With the exception of The Lord of the Rings
few of these have been much good up to now."

--he goes on to dismiss the CONAN movies ("derivative of bad action movies and of bad books derived and debased from Howard's originals" -- a judgment I agree with) and passes over the sword-and-sorcery movies since the late '70s with minimal comment ("generally disappointing" -- which I think too generous), adding "The people who make the movies seem to have no genuine instinct for the form . . . and cannot convince an increasingly sophisticated audience" before concluding "We have progressed . . . from true Romanticism to the infantile nonsense of Grand Guignol. There are signs, with the success of Tolkien's epic, that this will ultimately change" (WIZARDRY AND WILD ROMANCE, pages 144-145; emphasis mine).

It seems from this, then, that he feels Jackson's LotR films offers hope by showing what can be done in to bring fantasy fiction to the screen.
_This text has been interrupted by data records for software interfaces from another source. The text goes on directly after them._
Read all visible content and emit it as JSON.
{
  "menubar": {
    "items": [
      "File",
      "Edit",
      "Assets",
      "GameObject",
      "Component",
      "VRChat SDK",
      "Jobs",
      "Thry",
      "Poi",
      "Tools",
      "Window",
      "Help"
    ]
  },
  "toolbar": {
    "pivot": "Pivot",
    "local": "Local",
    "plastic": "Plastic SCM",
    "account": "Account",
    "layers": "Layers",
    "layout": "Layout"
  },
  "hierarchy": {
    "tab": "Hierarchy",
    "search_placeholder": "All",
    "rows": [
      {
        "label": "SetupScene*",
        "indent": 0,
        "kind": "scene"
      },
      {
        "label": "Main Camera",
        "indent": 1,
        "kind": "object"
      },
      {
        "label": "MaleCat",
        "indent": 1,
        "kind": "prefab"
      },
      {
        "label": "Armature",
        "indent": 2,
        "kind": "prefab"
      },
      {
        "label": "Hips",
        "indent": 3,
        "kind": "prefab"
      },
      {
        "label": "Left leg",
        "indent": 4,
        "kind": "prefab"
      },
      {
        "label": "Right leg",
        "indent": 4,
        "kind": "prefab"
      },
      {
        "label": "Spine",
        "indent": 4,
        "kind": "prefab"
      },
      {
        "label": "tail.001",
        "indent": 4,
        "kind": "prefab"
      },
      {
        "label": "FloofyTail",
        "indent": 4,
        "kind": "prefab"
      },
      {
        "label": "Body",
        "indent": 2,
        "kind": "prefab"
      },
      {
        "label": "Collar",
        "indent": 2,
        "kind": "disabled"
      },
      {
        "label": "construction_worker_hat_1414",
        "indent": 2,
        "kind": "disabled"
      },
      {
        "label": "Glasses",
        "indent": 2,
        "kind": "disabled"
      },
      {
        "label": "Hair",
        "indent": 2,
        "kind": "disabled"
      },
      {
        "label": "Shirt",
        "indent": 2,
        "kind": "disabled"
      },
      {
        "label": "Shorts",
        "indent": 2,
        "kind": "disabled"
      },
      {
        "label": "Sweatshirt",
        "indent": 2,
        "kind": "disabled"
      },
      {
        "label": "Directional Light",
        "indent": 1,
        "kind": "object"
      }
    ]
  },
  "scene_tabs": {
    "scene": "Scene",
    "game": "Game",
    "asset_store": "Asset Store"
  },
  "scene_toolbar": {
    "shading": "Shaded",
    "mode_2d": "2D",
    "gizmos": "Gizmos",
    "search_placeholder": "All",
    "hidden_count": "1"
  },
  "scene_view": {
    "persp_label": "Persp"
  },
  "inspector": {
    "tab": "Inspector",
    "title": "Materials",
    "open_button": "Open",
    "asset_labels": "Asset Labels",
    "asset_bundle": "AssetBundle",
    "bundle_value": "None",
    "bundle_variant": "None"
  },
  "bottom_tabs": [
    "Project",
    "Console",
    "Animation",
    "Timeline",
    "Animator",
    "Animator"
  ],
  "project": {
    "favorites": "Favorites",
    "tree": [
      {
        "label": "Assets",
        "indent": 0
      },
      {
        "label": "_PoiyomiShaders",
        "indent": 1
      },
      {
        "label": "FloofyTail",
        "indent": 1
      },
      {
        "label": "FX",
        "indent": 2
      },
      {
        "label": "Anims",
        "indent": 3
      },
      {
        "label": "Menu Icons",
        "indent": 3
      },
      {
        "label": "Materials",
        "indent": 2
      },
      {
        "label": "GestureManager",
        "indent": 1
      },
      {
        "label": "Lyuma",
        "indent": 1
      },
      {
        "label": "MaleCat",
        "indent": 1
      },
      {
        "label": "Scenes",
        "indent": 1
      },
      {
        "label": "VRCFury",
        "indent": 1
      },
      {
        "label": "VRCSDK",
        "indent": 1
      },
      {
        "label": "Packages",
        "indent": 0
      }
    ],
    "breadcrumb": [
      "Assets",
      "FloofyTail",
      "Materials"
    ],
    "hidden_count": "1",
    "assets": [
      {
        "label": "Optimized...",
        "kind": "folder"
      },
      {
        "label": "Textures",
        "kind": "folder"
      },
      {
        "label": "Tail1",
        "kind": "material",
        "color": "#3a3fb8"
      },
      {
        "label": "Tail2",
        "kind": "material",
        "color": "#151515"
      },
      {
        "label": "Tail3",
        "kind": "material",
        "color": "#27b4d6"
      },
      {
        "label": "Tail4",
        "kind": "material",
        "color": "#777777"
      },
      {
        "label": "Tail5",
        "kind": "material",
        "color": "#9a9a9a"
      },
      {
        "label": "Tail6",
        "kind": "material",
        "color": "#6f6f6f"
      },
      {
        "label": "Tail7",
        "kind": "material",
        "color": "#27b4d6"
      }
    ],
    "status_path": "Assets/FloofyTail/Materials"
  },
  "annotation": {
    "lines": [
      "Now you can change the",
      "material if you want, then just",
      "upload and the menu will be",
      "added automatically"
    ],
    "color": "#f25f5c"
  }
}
The other reference comes in a chapter on fantasy worlds. Again he starts with Howard, praising the original R.E.H. works and contrasting them with the pale imitations by other hands; the Conan movies he finds "inferior in every way to the originals". From this he segues into STAR WARS, briefly considers and condemns HAWK THE SLAYER and THE SWORD AND THE SORCERER for their cliches and "lack of creative originality", before saying

"The simple minded machismo of the movie Conan is 
a little like that of the movie Tarzan. All potential 
is lost. Happily, with the making of the Tolkien books 
into respectable movie versions, we might hope 
to see an improvement in the ambition and 
execution of heroic fantasy films in the future. 
Good directors, surely, can do more with the material, 
rather than less. We have to hope that the threatened 
schoolboys who tend to dominate Hollywood and seem 
only too eager to indulge their fifth-rate fantasies of 
male violence, will be discouraged as Lord of the
Rings continues to succeed at the box office. 
We can only hope that we no longer have to witness 
a deterioration from the crude, powerful prose of Howard, 
through the increasingly badly-done comic-strip versions, 
to the feebleness of the movies. The magic fades, 
its real achievement going // unrecognized. One longs for 
a good film version, say, of Fafhrd and the Gray Mouser,* 
which conceivably might contain dialogue which grown up 
actors would not be ashamed to speak!"  
(p.58-59; emphasis mine)

Thus in both cases he sees Jackson's success as showing how quality fantasy films can be made out of the many classics of fantasy already out there, using the Schwarzenegger CONAN films as a contrasting example of What Not To Do.

My question, then, is simply: what did Jackson do right, in his view, to make Tolkien's story more appealing to him?

--John R.

*amen to that.

1 comment:

Magister said...

Go to the Q&A forum at www.multiverse.org and post your question there. Moorcock is very active there.

(Your previous blog post has already been linked there.)